Healthcare is not much different. There are those of us who work in the trenches. We understand what payor mix and covered populations are. Should most people really have the words "explanation of benefits" in their vocabulary? Isn't that the IP Address of the healthcare world? Healthcare reform is a great example of this. Ask ten people what is broken with US healthcare and you will get 10 different answers. Ask that same lot what defragging a hard drive means and I'll bet you get an equally ambiguously and unqualified set of responses. Most people can't articulate much about healthcare because we have a convoluted system that is difficult to unravel.

Where is the Apple of healthcare? Where is the App Store that shows us what apps to buy and automatically installs and updates them? Apple have a much lambasted screening process for apps that make it into the iPhone and iPad store. Some call it closed or a dictatorship. Maybe. But my mother can use her iPhone and never calls me with questions like "how do I get this pop-up window off my phone's screen?" In Apple's world, it just works.

We are moving towards a reimbursement model that is focused on wellness and health. Over the next few years, computers will have a lot more in common with a toaster than the huge beige box from yesterday. Healthcare in ten years may look a lot more like a public utility than the what we have today. There are a lot of us who have been ensconced in the existing healthcare world. We're the nerds who like to drop into the terminal and type cp ~/Desktop/blog.txt ~/Volumes/Server/www/post.txt to copy a file. We're the ones who know how to tweak our reimbursement process to get the most out of medicare for an office visit. Yet there is a huge, increasingly vocal majority of the public who are asking: "where is my healthcare app store?"

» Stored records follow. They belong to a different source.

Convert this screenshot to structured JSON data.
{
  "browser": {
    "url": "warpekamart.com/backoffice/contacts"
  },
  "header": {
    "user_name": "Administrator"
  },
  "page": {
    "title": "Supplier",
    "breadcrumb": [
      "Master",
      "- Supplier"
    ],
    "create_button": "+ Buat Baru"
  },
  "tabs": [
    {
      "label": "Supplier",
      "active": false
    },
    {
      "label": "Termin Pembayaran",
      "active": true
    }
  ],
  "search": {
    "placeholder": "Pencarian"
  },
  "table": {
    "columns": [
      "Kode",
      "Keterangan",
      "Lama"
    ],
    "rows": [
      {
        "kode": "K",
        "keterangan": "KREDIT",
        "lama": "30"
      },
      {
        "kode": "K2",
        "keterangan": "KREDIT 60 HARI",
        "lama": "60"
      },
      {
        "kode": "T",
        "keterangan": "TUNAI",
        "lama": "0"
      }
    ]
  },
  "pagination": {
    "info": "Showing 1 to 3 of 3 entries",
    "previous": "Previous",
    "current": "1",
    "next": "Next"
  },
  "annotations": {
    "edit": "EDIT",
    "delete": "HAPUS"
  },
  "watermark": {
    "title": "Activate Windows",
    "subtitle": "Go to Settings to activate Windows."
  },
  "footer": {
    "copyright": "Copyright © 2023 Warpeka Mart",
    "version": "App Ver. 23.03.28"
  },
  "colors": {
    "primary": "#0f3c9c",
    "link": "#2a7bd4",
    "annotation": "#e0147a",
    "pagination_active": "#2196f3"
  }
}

Is the answer accountable care? Is it a public plan? Is it a public/private split like our school system (and like the Australian health system)? I don't have that answer. I do know that Apple is on to something when they make their devices more layperson friendly. It may frustrate the old guard, but isn't change always painful for those who can't keep up?

And... for a little light humor regarding accountable care: